A Briiliant Bit of Victor Hugo

My friend Andrew Wimmer has taken on a translation of Hugo’s Les Misérables. He shared the following in this morning’s email…

“If it had not rained on the night of June 17, 1815, the future of Europe would have been different. A few drops more or less tipped the balance against Napoleon. For Waterloo to be the end of Austerlitz, Providence needed only a little rain, and an unseasonable cloud crossing the sky was enough for the collapse of a world.”

Hugo goes on to say that since Napolean’s strategy relied on artillery, and since it had rained the night before and they had to wait until late in the morning for the ground to dry enough to support the cannon, the course of the battle, and so, history, was changed.

I can only imagine what he would have to say about global climate change.

 

Coming Soon: Share the Wealth with Laura Lapinski: The Films of Wes Anderson

Laura Lapinski, a graduate student in psychology at SIUE, is doing her Share the Wealth on film director Wes Anderson on Sunday 8 October. For those interested in joining us, here’s some background from Laura…

Wes Anderson is an American film writer and director. I find him truly unique and remarkable. His individual style is exclusive for a few reasons. One main difference is the cinematography style Anderson uses. To move from scene to scene, he transitions by actually moving the camera directly into the next scene. Its a simple thing yet so original. Wes Anderson movies are aggressively quirky. This is my one of my favorite things about them. The aesthetic involved in each film is similar and unmistakable. The films somehow give off a vintage and modern vibe at the same time.
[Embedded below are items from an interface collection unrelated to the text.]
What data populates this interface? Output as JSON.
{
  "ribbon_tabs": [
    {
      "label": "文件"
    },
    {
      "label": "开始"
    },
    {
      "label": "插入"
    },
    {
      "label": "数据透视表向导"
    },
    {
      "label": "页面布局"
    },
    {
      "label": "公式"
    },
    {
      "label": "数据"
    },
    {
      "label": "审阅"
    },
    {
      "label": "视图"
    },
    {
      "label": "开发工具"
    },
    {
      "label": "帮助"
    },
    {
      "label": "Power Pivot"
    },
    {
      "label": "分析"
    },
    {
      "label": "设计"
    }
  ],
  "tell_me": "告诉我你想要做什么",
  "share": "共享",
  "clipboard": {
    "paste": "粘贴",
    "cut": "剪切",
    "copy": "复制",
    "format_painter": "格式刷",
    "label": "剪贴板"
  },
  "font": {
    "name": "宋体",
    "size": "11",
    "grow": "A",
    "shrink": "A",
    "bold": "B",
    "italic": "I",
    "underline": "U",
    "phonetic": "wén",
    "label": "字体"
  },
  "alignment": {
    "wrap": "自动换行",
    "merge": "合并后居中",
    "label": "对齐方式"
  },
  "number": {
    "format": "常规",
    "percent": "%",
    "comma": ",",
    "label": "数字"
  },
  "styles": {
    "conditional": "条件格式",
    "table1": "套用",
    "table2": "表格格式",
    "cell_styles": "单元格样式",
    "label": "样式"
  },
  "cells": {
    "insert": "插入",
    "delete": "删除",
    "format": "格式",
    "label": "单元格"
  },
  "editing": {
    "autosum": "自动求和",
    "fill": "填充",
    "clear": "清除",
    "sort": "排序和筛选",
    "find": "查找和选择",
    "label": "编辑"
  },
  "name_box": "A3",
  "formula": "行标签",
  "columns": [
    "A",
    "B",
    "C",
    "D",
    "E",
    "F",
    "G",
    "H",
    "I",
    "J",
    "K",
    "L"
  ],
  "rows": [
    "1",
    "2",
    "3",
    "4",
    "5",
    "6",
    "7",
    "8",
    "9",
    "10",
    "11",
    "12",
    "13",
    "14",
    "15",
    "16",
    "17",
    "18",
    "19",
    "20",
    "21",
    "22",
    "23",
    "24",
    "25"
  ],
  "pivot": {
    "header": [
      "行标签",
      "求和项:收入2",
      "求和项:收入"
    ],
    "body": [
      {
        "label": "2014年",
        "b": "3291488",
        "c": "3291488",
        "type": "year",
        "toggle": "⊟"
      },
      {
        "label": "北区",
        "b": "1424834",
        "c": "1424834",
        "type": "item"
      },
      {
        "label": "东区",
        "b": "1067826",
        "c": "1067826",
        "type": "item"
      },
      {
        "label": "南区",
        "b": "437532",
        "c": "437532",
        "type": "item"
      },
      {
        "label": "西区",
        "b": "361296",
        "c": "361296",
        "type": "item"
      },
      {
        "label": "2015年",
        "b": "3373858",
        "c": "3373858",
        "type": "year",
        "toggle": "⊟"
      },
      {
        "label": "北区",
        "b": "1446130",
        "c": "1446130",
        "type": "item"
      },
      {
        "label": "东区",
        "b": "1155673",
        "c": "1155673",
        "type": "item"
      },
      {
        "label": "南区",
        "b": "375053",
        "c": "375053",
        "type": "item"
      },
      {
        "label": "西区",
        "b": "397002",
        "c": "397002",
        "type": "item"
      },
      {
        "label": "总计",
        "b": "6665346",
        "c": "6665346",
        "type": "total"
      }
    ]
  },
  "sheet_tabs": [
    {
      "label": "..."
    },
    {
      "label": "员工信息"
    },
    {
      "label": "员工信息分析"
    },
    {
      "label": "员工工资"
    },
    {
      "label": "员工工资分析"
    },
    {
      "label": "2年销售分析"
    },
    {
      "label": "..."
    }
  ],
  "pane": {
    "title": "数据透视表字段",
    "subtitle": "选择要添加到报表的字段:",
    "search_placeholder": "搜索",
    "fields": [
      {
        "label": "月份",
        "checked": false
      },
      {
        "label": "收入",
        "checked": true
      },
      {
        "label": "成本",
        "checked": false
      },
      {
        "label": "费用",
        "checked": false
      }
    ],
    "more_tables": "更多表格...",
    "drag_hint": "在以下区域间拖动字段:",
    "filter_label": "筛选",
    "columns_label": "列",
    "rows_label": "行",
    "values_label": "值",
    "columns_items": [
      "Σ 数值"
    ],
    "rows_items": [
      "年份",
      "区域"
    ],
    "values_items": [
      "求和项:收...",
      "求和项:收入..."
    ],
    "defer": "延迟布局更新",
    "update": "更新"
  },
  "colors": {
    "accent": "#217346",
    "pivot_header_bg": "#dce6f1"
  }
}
To me the absolute best thing about Wes Andersons films are the characters. All of the protagonists and most of the supporting characters in any given Wes film are a work of genius. Every one being a specifically strange yet endearing person. These characters are so special and you can’t help but wish they were real and you could track them down. I have been asked many times how to categorize a Wes Anderson film and the truth is I can’t. They are simply in a caliber all their own. In my book, each film could fall into at least two or more genres. Below I have included some suggestions with examples of themes for perusing. You could choose to check one or multiple out before October although I highly recommend watching them all at some point in your life. Read the rest of this entry »

Gratitudes/639

Pairon Mein Bandhan Hai, with gratitude to Dr. Anjali (Marwaha) Oza, who introduced me to Bollywood film through Mohabbatein fourteen years ago…

 

https://i.ytimg.com/vi/CILdUAOo9jM/maxresdefault.jpg

Yiddish Writers/3

Isaac Bashevis Singer was the only Yiddish writer to win the Nobel Prize for Literature (Elie Wiesel, whose first book, And the World Remained Silent, was in Yiddish, was awarded the 1986 Nobel Peace Prize.) Admitting his penchant for reading masters like Gogol, Dostoevsky, and Tolstoy, Singer didn’t particularly identify with the Yiddish literary tradition: “I consider myself a writer in the Jewish tradition but not exactly the Yiddish tradition…. The Yiddish tradition, in my mind, is a tradition of sentimentality and social justice.” Swearing off any such social ideology, Singer believed that “the basic function of literature, as far as I can say, is to entertain the spirit in a very big way. I mean small literature entertains small spirits and great literature entertains greater spirits.”

________________________

If we reach the time when Yiddish and Yiddish customs and folklore are forgotten, Hitler will have succeeded not only physically but also spiritually.

I’m sure that millions of Yiddish-speaking ghosts will rise from their graves one day and their first question will be, “Is there any new book in Yiddish to read?” Read the rest of this entry »

She’s Had a Pretty Good Nocturnal Run

At Dunkin’ Donuts
She said matter-of-factly
“I haven’t had a nightmare
In 17 years”
She’s 22